Sunday, February 4, 2007

The Art of Bad Conversation

Dialogue. It feels like the easiest thing in the world to write, doesn't it? Somebody says something, then somebody else answers. And then that person responds, and the first person responds to the response, and pretty soon you've got eight double-spaced pages and you're heading for the early bird special at Denny's with a big self-aggrandizing smile on your face.

And then, a few weeks later, you read what you wrote, and it's the boringest thing imaginable. What the hell?

Maybe you ought to go back to Denny's--not for the food, for some eavesdropping. If you listen to the way people actually talk, it doesn't work the way you think. People don't respond to each other in the expected way. Thoughts go unfinished. Someone starts arguing a point, and then abruptly gives up. Someone changes her mind, or changes the subject. Sometimes two people who appear to be talking to each other are actually holding two separate conversations with themselves, out loud.

Some of the best dialogue I've read can be found in James Welch's 1974 novel Winter In The Blood. There is a lot of talking in bars in this book, and nobody's ever quite listening to anyone else; multiple conversations are carried on at once, and when anybody says anything, it takes another line or two before anybody else notices. Here's a bit from late in the novel. The narrator has just been in a fight, and he comes home to find his grandmother's chair empty. Soon his mother and stepfather walk in the door:

     "She passed away," Teresa said, setting down the sack of groceries.
     "What did you do to your nose?" Lame Bull said.
     Teresa looked at him. "It was a merciful death."
     "Where is she now?" I said.
     "We took her to Harlem." Teresa began to put the canned goods in the cupboard.
     "Somebody busted me one," I said to Lame Bull. "How come? Why don't we bury her here, where the rest of them are?"
     "She was a fine woman," Lame Bull said.
     "Because they have to fix her up. They'll make her look nice. And Father Kittredge will want to say a few words over her."
     "But it would have been easier to bury her here," I said. "She didn't even go to church."
     "Can't you get it through your head that we are going to bury her here?" The voice was calm. "As for looking nice--it's the least we can do."
     "Standard procedure," Lame Bull said.
     "Will the priest come down to bury her?"
     Teresa turned. She had been putting the milk in the icebox. "I don't know, if he can get away."
     "Like he did when we stuck First Raise in the ground?"
     She looked away. "He's very busy. They're sending him to another parish...Idaho."
     "Look here, boy." Lame Bull pulled a bottle of wine from a paper sack.

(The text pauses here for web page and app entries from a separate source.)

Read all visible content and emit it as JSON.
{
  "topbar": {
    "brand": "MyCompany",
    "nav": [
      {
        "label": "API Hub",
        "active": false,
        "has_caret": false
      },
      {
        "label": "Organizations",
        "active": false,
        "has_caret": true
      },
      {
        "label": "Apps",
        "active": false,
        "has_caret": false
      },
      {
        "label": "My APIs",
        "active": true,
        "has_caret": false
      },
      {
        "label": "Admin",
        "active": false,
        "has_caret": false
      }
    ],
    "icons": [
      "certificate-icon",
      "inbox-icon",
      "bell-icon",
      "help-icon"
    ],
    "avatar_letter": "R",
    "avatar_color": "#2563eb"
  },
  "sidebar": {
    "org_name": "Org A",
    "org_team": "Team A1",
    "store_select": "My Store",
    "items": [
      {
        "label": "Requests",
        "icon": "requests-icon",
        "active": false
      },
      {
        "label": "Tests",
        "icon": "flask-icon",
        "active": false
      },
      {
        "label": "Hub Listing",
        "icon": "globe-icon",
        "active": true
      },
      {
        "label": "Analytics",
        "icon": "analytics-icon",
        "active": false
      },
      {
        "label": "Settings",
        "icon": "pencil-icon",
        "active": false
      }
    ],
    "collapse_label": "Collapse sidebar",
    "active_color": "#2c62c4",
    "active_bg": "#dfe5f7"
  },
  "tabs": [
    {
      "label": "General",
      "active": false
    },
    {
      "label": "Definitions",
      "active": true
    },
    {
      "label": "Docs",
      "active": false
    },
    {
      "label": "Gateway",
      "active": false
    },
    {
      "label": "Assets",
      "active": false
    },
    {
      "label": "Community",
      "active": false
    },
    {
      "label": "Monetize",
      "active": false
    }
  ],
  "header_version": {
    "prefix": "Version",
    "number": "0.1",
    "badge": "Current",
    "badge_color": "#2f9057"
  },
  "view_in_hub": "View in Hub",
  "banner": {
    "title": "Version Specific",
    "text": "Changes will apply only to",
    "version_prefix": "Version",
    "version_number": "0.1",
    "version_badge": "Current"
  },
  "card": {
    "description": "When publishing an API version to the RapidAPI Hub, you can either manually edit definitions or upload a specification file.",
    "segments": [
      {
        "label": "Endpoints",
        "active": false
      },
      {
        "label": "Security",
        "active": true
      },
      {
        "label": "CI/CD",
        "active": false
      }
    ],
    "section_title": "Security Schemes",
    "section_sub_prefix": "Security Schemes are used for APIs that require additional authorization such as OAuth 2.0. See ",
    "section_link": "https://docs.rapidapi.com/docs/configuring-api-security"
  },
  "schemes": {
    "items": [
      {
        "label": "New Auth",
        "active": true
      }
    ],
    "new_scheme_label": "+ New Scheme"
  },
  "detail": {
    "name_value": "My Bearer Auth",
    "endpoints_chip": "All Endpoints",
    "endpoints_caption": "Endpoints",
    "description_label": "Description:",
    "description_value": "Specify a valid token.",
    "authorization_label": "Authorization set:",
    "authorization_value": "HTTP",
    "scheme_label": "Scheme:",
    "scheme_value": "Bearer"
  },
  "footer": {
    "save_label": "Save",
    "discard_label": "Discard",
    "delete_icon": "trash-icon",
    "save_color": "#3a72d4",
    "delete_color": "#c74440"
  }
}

First Raise is the narrator's father, and a whole raft of resentment and unhappiness--about his absence, and about Lame Bull's presence, and about Teresa's affiliation with the priest, whom the narrator considers a fake, is coiled up in those efficient lines.

If you keep reading another page, you get to the funniest line in the book, too. Lame Bull, trying to justify his purchase of the bottle of wine, offers the following testimonial: "I saw a guy drinking this once in Great Falls."


rmellis said...

The last time I went to Denny's, every single conversation I overheard was about getting wasted.

Most dialogue -- real and written -- is boring. Dialogue should never substitute for good writing. It should need to be there.

Anonymous said...

Well...I didn't mean you should get your content at Denny's...

5 Red Pandas said...

When you get to the part about dialogue in your teaching, which writers do you use as examples?

When I get that far off look on my face while we're out to eat, or on the subway, my husband says, like he's narrating a wild life documentary- "There she is, gathering material." I'm glad I look so transparent. It's amazing I haven't been punched in the face yet on the subway.

But yes, most people's convos are mundane. Still, when you strike gold, it can be very rewarding.